In his speech at the Innovate Finance Global Summit on 29 April 2019, Christopher Woolard (the FCA's Executive Director of Strategy and Competition) spoke passionately about the "FCA's innovation journey". That journey has seen Innovate evolve from being a two employee FCA project to an entire division with global reach within 5 years.
Mr Woolard pointed to various examples of the impact Innovate was having (fully set out in the FCA's report, "The Impact and Effectiveness of Innovate") in terms of giving firms with positive, innovative business models the regulatory support and certainty they need to go to market and thrive. Examples included:
The success of Innovate, and particularly its regulatory sandbox, has led to the creation of GFIN and the launch this year of its global sandbox.
Mr Woolard emphasised that the global approach recognises pressing FS issues are often cross-border in nature (such as financial crime, where currently only an estimated 1% of illegal cash flows are either seized or frozen). Accordingly, where possible they should be tackled on a cross-border basis. Global collaboration, and the sharing of ideas and know-how, drives competition and leads to greater benefits to consumers than national regulators operating in isolation.
The FCA's ultimate ambition is to encourage innovation in the interests of consumers and perhaps the sandbox is the best example that the FCA is moving towards fulfilling that ambition.
A far cry from being wary of FCA oversight and supervision, firms are now clamouring to be accepted into the regulatory sandbox and are emerging at the other end with their credibility and investability enhanced as well as their business propositions being market-ready.
The FCA's Innovate report gives several examples of these propositions having the potential to offer real benefits to customers, including insurance products giving consumers access to more comprehensive coverage, improving claims processes and account aggregator apps and platforms enabling users to save more and better understand their finances.
Regulatory success is not easy to measure, but the FCA must hope it is on the right track.
Contributor: Robert Naylor
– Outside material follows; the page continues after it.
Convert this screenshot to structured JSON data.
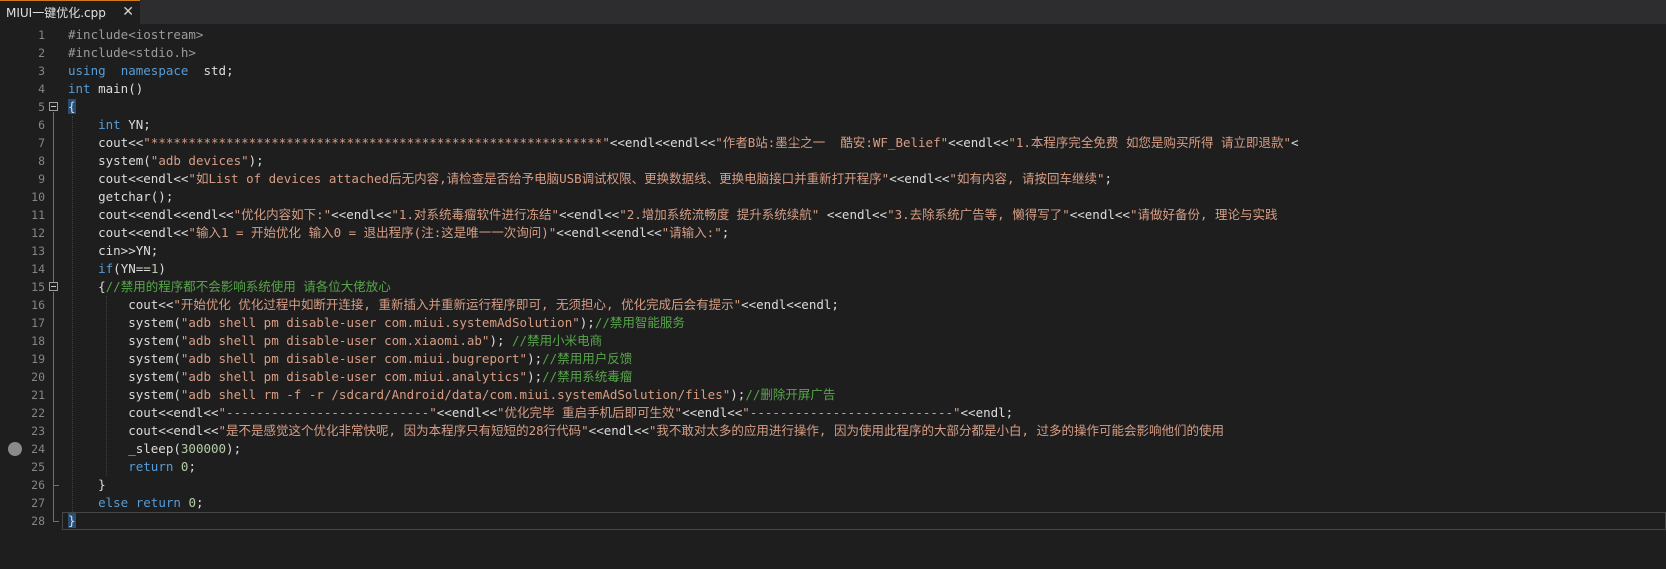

This publication is intended for general guidance and represents our understanding of the relevant law and practice as at June 2019. Specific advice should be sought for specific cases. For more information see our terms and conditions.